He studied not only from the scriptures, but also astrology and poetry, and in his later years would return to this field by composing poems based on the Abhidhamma. In fact, these poems came to be learned by the young and old alike throughout the country; people would often greet him to their town when he visited, and discuss and parse the meaning of these poems long after he left. Soon after turning twenty-one, it was said that he walked to Mandalay with his nephew to continue his formal studies at the royal capital. 
 
A painting in the very Sima Hall where Ledi Sayadaw was ordained as a boy depicts the event as it happens


This is the very Sima Hall where Ledi Sayadaw ordained as a young boy

Saturday, 28 June 2014

Original book by Ledi Sayadaw
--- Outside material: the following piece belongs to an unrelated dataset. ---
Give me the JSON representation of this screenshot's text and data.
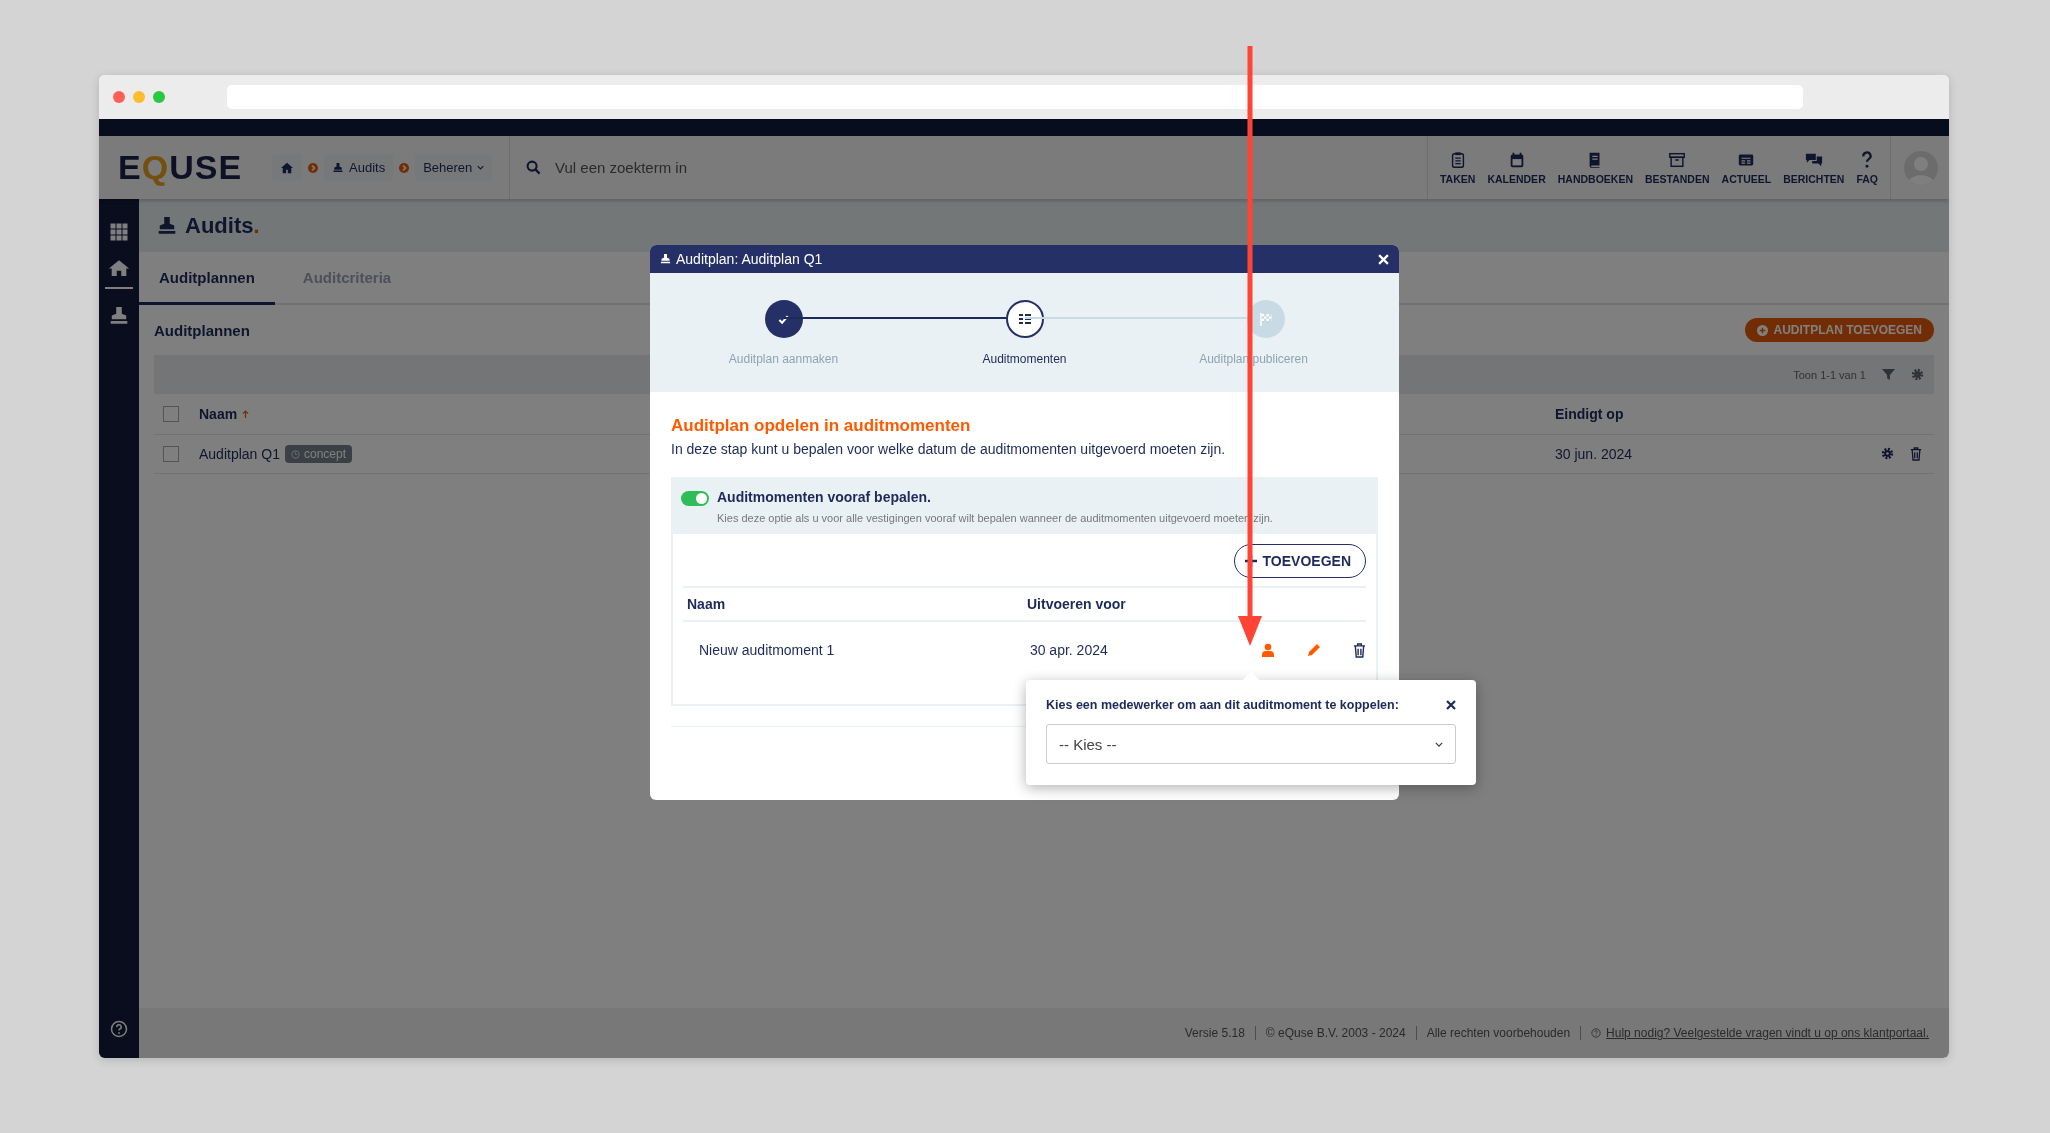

One of the joys of being in Burma is seeing items being used over, and over, and over again. Nothing goes to waste. This is seen at monasteries all the time, where new robes, once old and worn, may be seen recycled in any number of creative (and useful ways). While walking through the Sagaing Hills, a monk was encountered reading this tattered copy of a Ledi Sayadaw book. Not holding it as a relic or momento, but the book was next to his bed and used as his night time reading to inspire his practice. Termite bites can be seen throughout, and the publication date indicates 1928, which would have been just years after the venerable monk passed away.



The World Cup Comes to Burma


Like the rest of the word, Burma also has World Cup Fever. Although the games are shown between 10 pm and 4 am, cafes, homes, and even monasteries across the land are waking up to watch the games. Here, a football fan catches the action from a teashop in Kalaw.